enforcing their own
laws all under adult supervision, of course.
I don't believe we've published this before - back in April Dr. Jesse Kraft of the American Numismatic Society published an ANS Pocket Change blog about the laborious move of the Medallic Art Company archives, purchased by the Society in 2018. Here's an excerpt, but be sure to see the complete article online. -Editor
As many of you know, the American Numismatic Society purchased the archives of the Medallic Art Company (MACO) at a bankruptcy auction in 2018. The sheer size of this purchase, however, did not allow for the tale to end so quickly. Within weeks of the landmark purchase, components of the collection were shipped to various corners of the country. The medals and paper archives from MACO moved to the ANS headquarters in New York City; the dies and hubs were transferred to Medalcraft Mint, Inc., in Wisconsin, who is generously storing them for the ANS at the moment; and the galvanos, die shells, and plasters took a short drive to Mound House, Nevada, less than five miles from Dayton—where MACO last operated.
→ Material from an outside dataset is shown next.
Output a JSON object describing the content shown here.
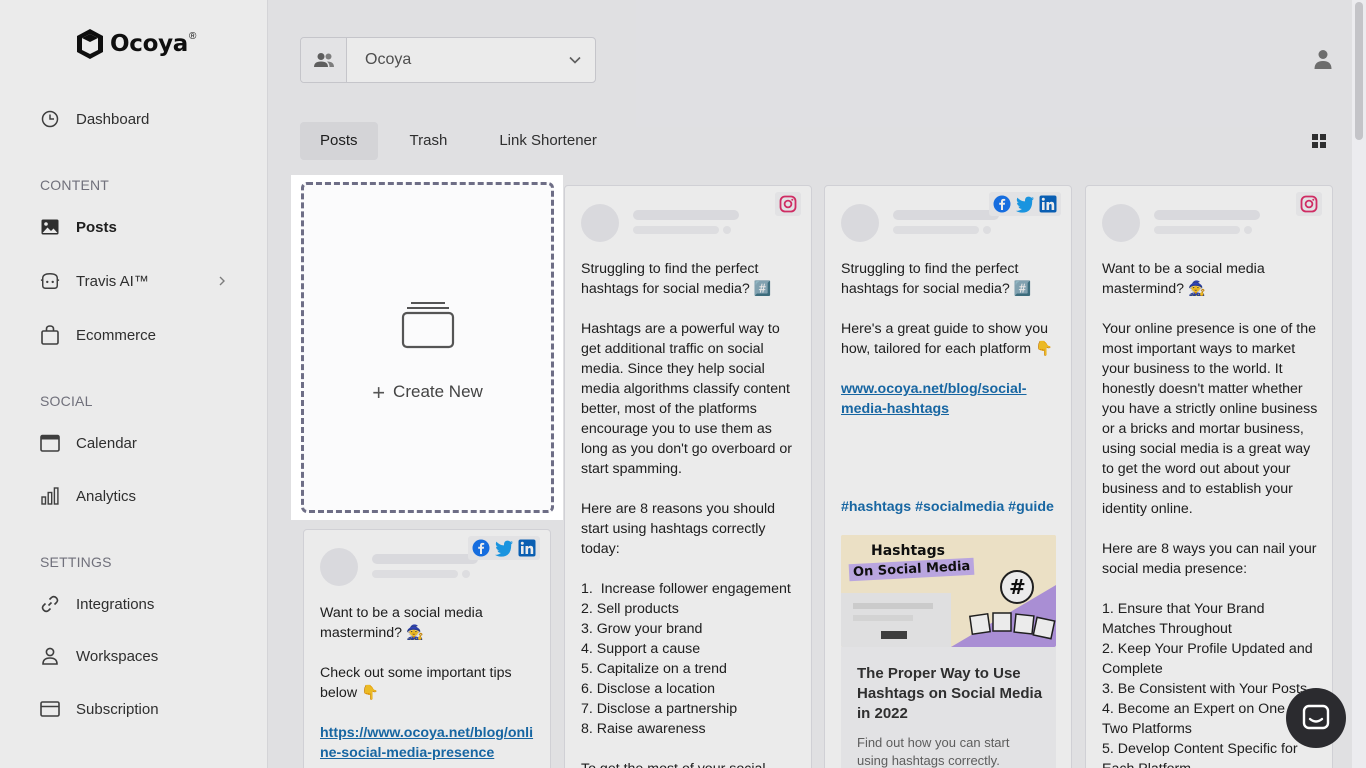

By early 2020, with a good portion of the medals catalogued, the ANS began to think about the parts of the collection that remained out of reach. While we were headlong into making plans, however, the COVID-19 pandemic altered reality for most people and put a halt to everything that we hoped would happen. Along with the rest of the world, the ANS heeded to CDC guidelines, masked up, and waited for life to find some semblance of normalcy.
Here are some additional items in the media this week that may be of interest. -Editor
On Facebook Dennis Tucker passed along this video interview with Ron Landis of the Gallery Mint. -Editor
To watch the video, see:
Interview with Master Engraver Ron Landis (https://www.youtube.com/watch?v=h8Fv6RfiRVc)
Other topics this week include children's books relating to numismatics, the Giant Gold Coin, and what not to do while reading an illuminated manuscript. -Editor